    Perhaps another thing parents can discuss with their child is, “What do you want to achieve in the next month, 3 months, 6 months, etc?” By doing this the parent can set up realistic goals that will motivate their child to practice and continue for longer than a year.
    The problem arises when parents do not have any understanding of what it takes to play an instrument. The advice I would give these parents is to equate playing an instrument with learning any new skill. It will feel overwhelming at first, almost impossible. But, showing your child a system, or process to break down learning into reasonable goals is priceless, and follows Tony’s last though about music providing the life skills that are so necessary for the next generation.
    http://www.DonnaSchwartzMusic.com

  • Aaron Cooper

    i love it 🙂

  • Tony

    My father (an Italiam immigrant and the hardest working man I know) coming home from work everyday had this same mindset as this article. He knew schooling was important, but he asked me first if I practiced! It made me the drummer I am today!

  • Captain Slog

    I’d LOVE to learn how to play an Instrument. I have a Guitar, CASIO Keyboard, and a Harmonica [Gob Iron] but I can only play them enough to amuse myself. I’ve never had a Lesson so I’m not very good. I enjoy it while I try, though.

    • Set aside time to practice – just an hour or 30 min each day. The internet also has a wealth of resources for learning the technical skills as well, but just DOing it is the best way to learn.

  • wendy sharpe

    I was first told in grade 4 when my son came home and told me he is learning the saxophone. I believe this is important because he decided and to this day he is in grade 10 he practices most days he has done grade 6 exam and grade 3 theory. I gave him a year off exams last year and he discovered jazz and played around. Let them discover what they like also this is about them not you. He loves his saxophone like a girlfriend and we are very blessed he still practices and enjoys learning new things

  • Linda Mae Reeb

    Amen!!!

  • Sandra Bales

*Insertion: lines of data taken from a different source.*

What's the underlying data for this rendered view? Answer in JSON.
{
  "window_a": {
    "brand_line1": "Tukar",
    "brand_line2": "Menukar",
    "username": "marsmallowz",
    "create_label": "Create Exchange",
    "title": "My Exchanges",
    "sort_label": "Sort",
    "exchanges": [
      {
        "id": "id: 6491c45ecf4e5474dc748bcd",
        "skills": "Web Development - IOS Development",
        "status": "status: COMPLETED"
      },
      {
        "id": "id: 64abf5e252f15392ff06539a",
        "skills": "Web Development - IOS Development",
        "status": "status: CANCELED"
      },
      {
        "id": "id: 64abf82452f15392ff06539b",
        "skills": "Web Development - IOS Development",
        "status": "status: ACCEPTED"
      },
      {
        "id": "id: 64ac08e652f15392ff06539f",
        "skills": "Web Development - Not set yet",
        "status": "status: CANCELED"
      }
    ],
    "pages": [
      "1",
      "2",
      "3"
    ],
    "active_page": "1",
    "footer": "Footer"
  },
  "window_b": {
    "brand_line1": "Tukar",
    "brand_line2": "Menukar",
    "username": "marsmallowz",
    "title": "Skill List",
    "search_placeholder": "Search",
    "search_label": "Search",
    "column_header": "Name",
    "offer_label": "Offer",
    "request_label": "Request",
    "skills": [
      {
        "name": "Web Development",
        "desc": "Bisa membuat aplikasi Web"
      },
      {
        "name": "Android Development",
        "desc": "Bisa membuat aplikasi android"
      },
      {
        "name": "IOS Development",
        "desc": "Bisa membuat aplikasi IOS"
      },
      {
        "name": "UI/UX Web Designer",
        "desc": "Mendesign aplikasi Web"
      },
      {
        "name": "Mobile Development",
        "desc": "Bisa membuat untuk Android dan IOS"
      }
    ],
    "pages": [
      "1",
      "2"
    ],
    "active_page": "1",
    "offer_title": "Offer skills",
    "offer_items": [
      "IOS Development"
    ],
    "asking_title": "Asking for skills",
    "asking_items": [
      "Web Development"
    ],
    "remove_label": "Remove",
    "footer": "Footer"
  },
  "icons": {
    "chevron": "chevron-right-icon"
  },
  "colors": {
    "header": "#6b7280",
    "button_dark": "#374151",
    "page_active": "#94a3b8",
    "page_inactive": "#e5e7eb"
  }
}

    My daughter tried out four different instruments in the 4th grade — cello, percussion, clarinet & baritone; she chose the baritone. I thought it might be a little much for her tiny body, but I didn’t discourage her from playing it. I’m so glad I didn’t! By the end of 6th grade 1st semester she was encouraged by her band director to advance to a 4-valve euphonium & she did. She is now a freshman in high school playing the euphonium in the school’s top band & in the marching band. She has also joined the jazz band, playing the valve trombone. All of this has peeked her interest in learning more of the brass instruments. She has learned the trumpet & slide trombone; she will play the slide trombone in next years jazz band. My daughter had a few rough early years of childhood & I believe playing an instrument has raised her self-esteem greatly. She has a 3.7 GPA, half of her classes are honors classes, she’s involved in community outreach (KEY club & Youth Action Board) & track. She has chosen 5 colleges already & wants to major in the digital media and minor in music; one of her criteria for college choice is that they have to have a good marching band. I agree that playing a musical instrument does wonders in a child’s life; but you have to let THEM choose which instrument to play.

  • Carly Moore

    My son had his second violin lesson today and I am so sad that he came home to tell me that his band teacher had been frustrated with him and said that he should maybe pick another instrument to try and play. he is nine years old and was very excited about learning to play an instrument. He said he did not want to give up. I wish I knew how to play so I could help him. I just feel a little sad that it was only his second lesson and the band teacher had dismissed him as unable to learn. I have another daughter who has been playing the clarinet for years and seems to have a natural ability at it.